▸ **Your objective**
Pick every line out of the entries below that holds the string "verified", and report them.

Dataset excerpts
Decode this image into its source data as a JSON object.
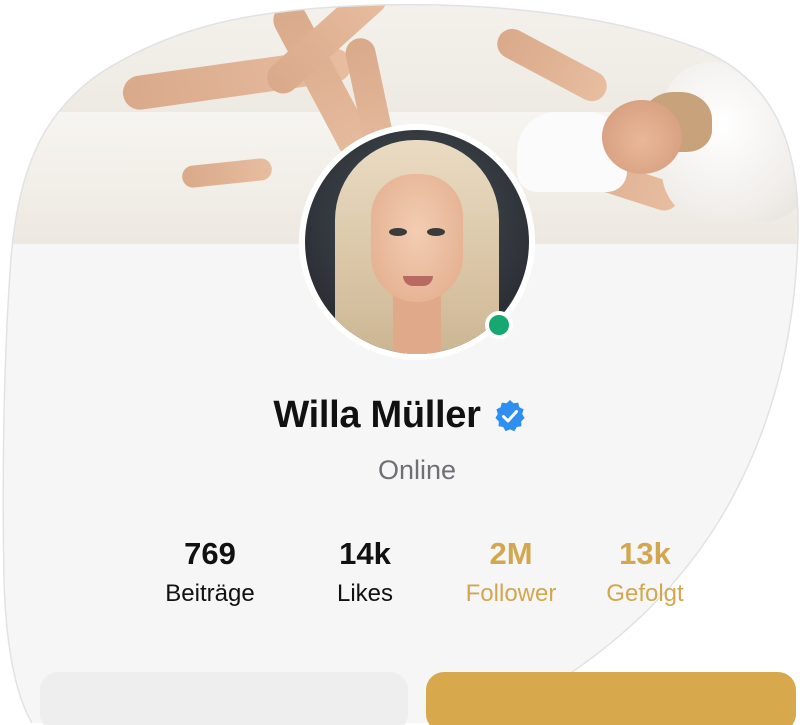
{
  "profile": {
    "name": "Willa Müller",
    "status": "Online",
    "verified": true
  },
  "stats": [
    {
      "value": "769",
      "label": "Beiträge"
    },
    {
      "value": "14k",
      "label": "Likes"
    },
    {
      "value": "2M",
      "label": "Follower"
    },
    {
      "value": "13k",
      "label": "Gefolgt"
    }
  ],
  "colors": {
    "accent": "#d3a74f",
    "online": "#16a870",
    "verified": "#2f8ff0",
    "text": "#111111",
    "muted": "#6f6f74"
  },
  "icons": {
    "verified": "verified-badge-icon",
    "online": "online-status-dot"
  }
}
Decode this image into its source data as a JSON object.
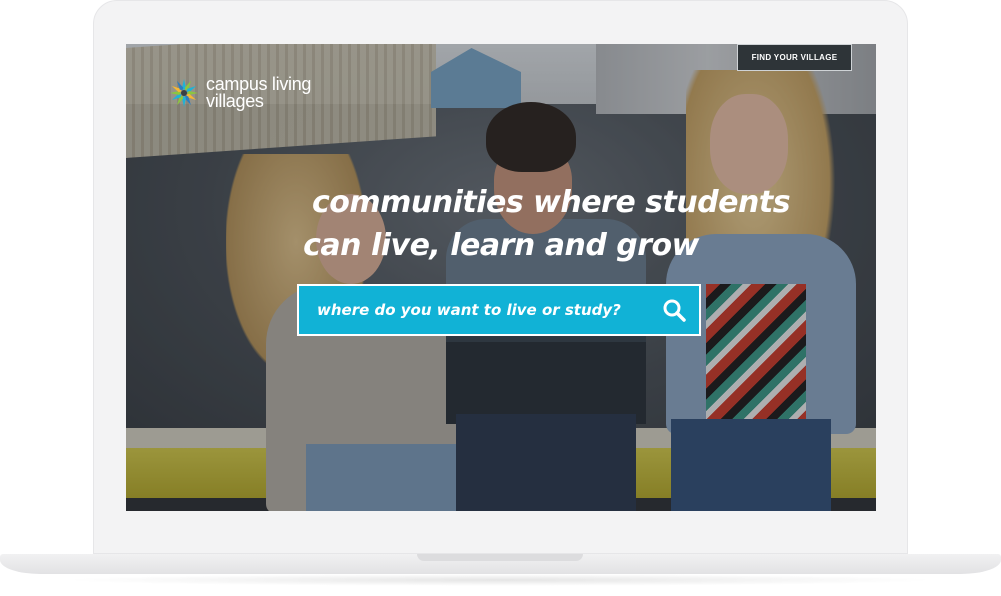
{
  "brand": {
    "name_line1": "campus living",
    "name_line2": "villages",
    "logo_colors": [
      "#1fb3d6",
      "#8cc63f",
      "#f7b733",
      "#2e7dbf"
    ]
  },
  "header": {
    "find_button_label": "FIND YOUR VILLAGE"
  },
  "hero": {
    "headline_line1": "communities where students",
    "headline_line2": "can live, learn and grow"
  },
  "search": {
    "placeholder": "where do you want to live or study?",
    "icon": "search-icon"
  },
  "colors": {
    "search_background": "#11b2d6",
    "button_background": "#2e3438"
  }
}
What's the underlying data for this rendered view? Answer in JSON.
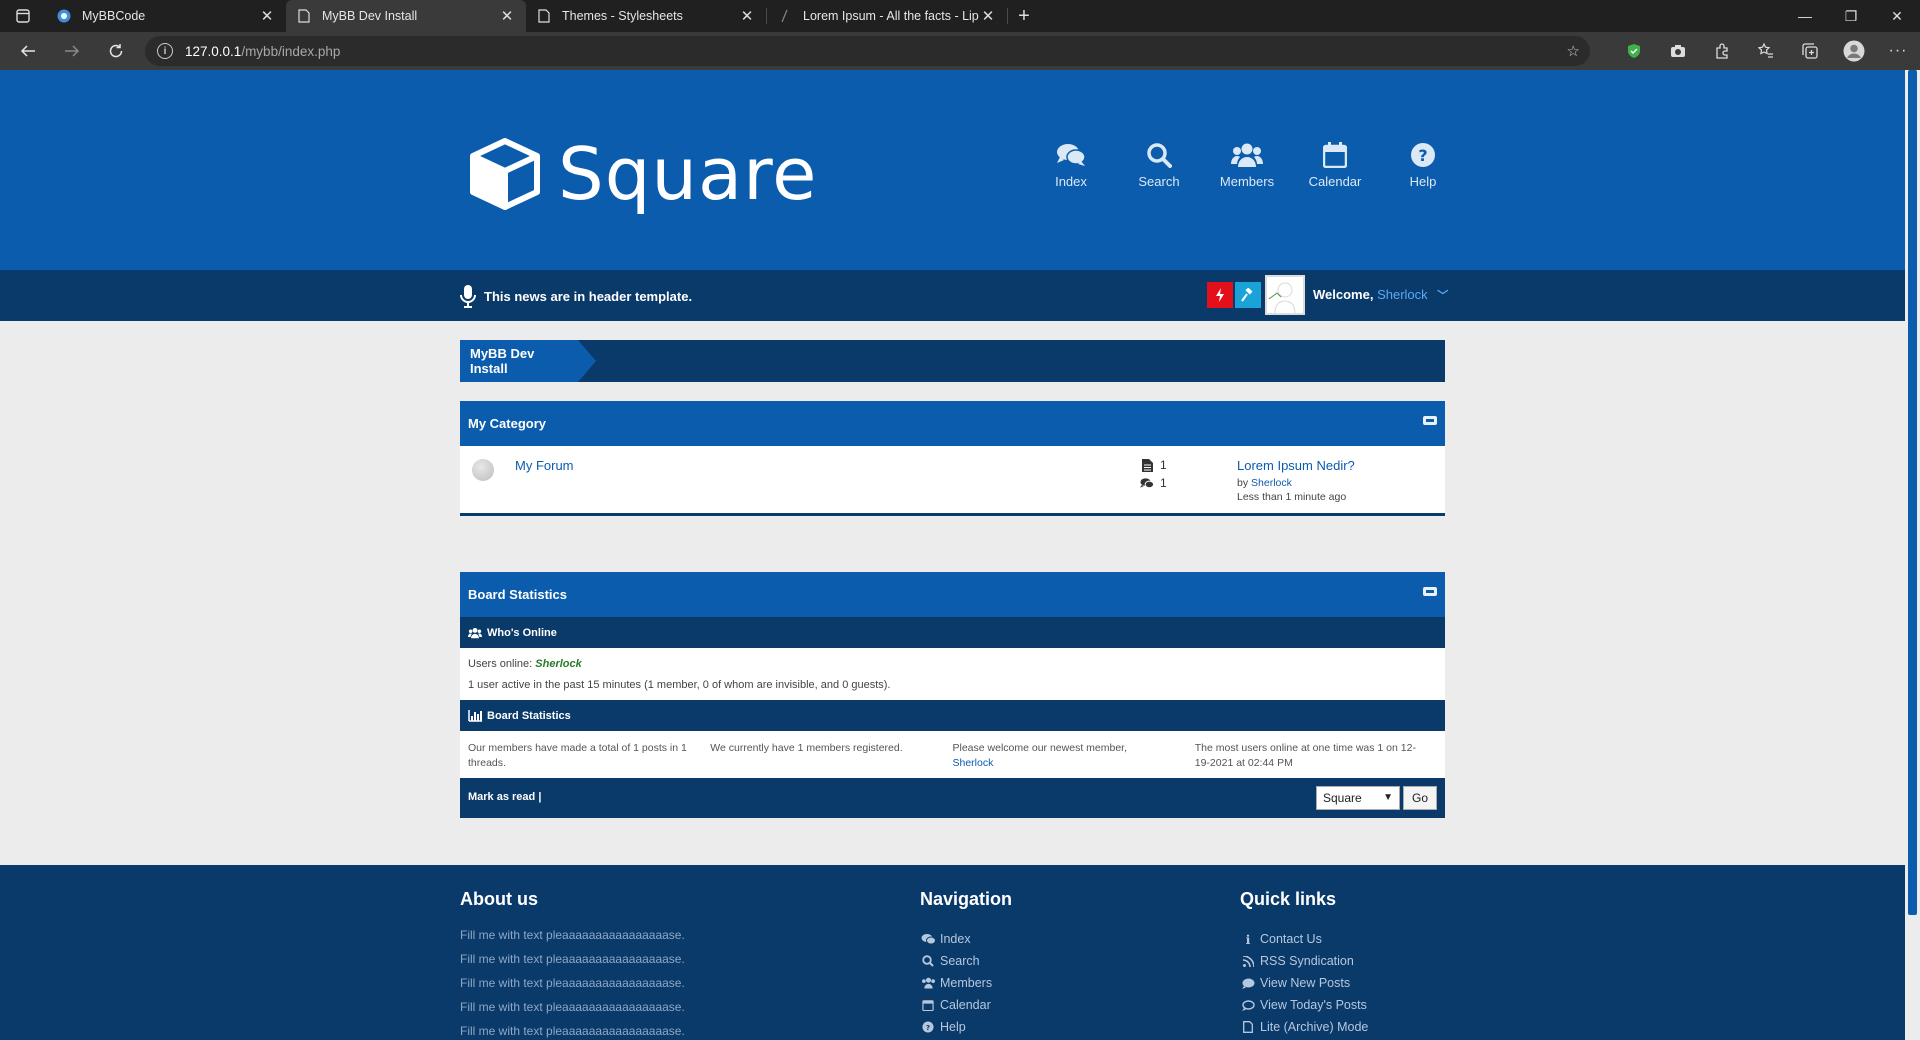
{
  "browser": {
    "tabs": [
      {
        "title": "MyBBCode",
        "icon": "mybb-icon"
      },
      {
        "title": "MyBB Dev Install",
        "icon": "page-icon"
      },
      {
        "title": "Themes - Stylesheets",
        "icon": "page-icon"
      },
      {
        "title": "Lorem Ipsum - All the facts - Lip",
        "icon": "lipsum-icon"
      }
    ],
    "url_host": "127.0.0.1",
    "url_path": "/mybb/index.php"
  },
  "header": {
    "logo_text": "Square",
    "nav": [
      {
        "label": "Index",
        "icon": "comments-icon"
      },
      {
        "label": "Search",
        "icon": "search-icon"
      },
      {
        "label": "Members",
        "icon": "users-icon"
      },
      {
        "label": "Calendar",
        "icon": "calendar-icon"
      },
      {
        "label": "Help",
        "icon": "help-icon"
      }
    ]
  },
  "newsbar": {
    "news_text": "This news are in header template.",
    "welcome_label": "Welcome,",
    "username": "Sherlock",
    "colors": {
      "modcp": "#e3101b",
      "admincp": "#1aa3d9"
    }
  },
  "breadcrumb": {
    "label": "MyBB Dev Install"
  },
  "category": {
    "title": "My Category",
    "forums": [
      {
        "name": "My Forum",
        "threads": "1",
        "posts": "1",
        "lastpost_title": "Lorem Ipsum Nedir?",
        "lastpost_by_label": "by",
        "lastpost_user": "Sherlock",
        "lastpost_time": "Less than 1 minute ago"
      }
    ]
  },
  "stats": {
    "title": "Board Statistics",
    "whos_online_label": "Who's Online",
    "users_online_label": "Users online:",
    "users_online_name": "Sherlock",
    "active_text": "1 user active in the past 15 minutes (1 member, 0 of whom are invisible, and 0 guests).",
    "board_stats_label": "Board Statistics",
    "col1": "Our members have made a total of 1 posts in 1 threads.",
    "col2": "We currently have 1 members registered.",
    "col3": "Please welcome our newest member,",
    "col3_user": "Sherlock",
    "col4": "The most users online at one time was 1 on 12-19-2021 at 02:44 PM",
    "mark_read": "Mark as read |",
    "theme_selected": "Square",
    "go_label": "Go"
  },
  "footer": {
    "about_title": "About us",
    "about_lines": [
      "Fill me with text pleaaaaaaaaaaaaaaaase.",
      "Fill me with text pleaaaaaaaaaaaaaaaase.",
      "Fill me with text pleaaaaaaaaaaaaaaaase.",
      "Fill me with text pleaaaaaaaaaaaaaaaase.",
      "Fill me with text pleaaaaaaaaaaaaaaaase."
    ],
    "nav_title": "Navigation",
    "nav_links": [
      {
        "label": "Index",
        "icon": "comments-icon"
      },
      {
        "label": "Search",
        "icon": "search-icon"
      },
      {
        "label": "Members",
        "icon": "users-icon"
      },
      {
        "label": "Calendar",
        "icon": "calendar-icon"
      },
      {
        "label": "Help",
        "icon": "help-icon"
      }
    ],
    "quick_title": "Quick links",
    "quick_links": [
      {
        "label": "Contact Us",
        "icon": "info-icon"
      },
      {
        "label": "RSS Syndication",
        "icon": "rss-icon"
      },
      {
        "label": "View New Posts",
        "icon": "comment-icon"
      },
      {
        "label": "View Today's Posts",
        "icon": "comment-outline-icon"
      },
      {
        "label": "Lite (Archive) Mode",
        "icon": "file-icon"
      }
    ]
  }
}
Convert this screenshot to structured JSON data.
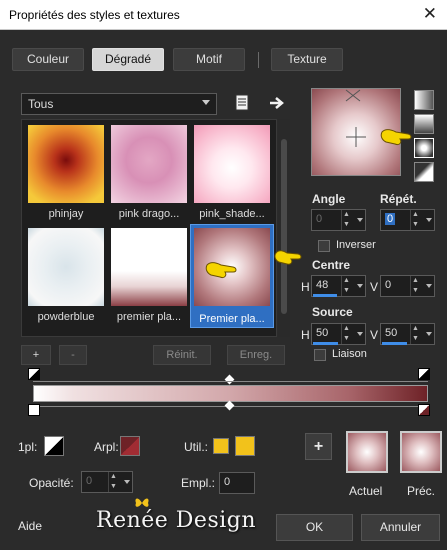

▸ **Task result**
    "verified": true
    "verified": "#2f8ff0",
    "verified": "verified-badge-icon",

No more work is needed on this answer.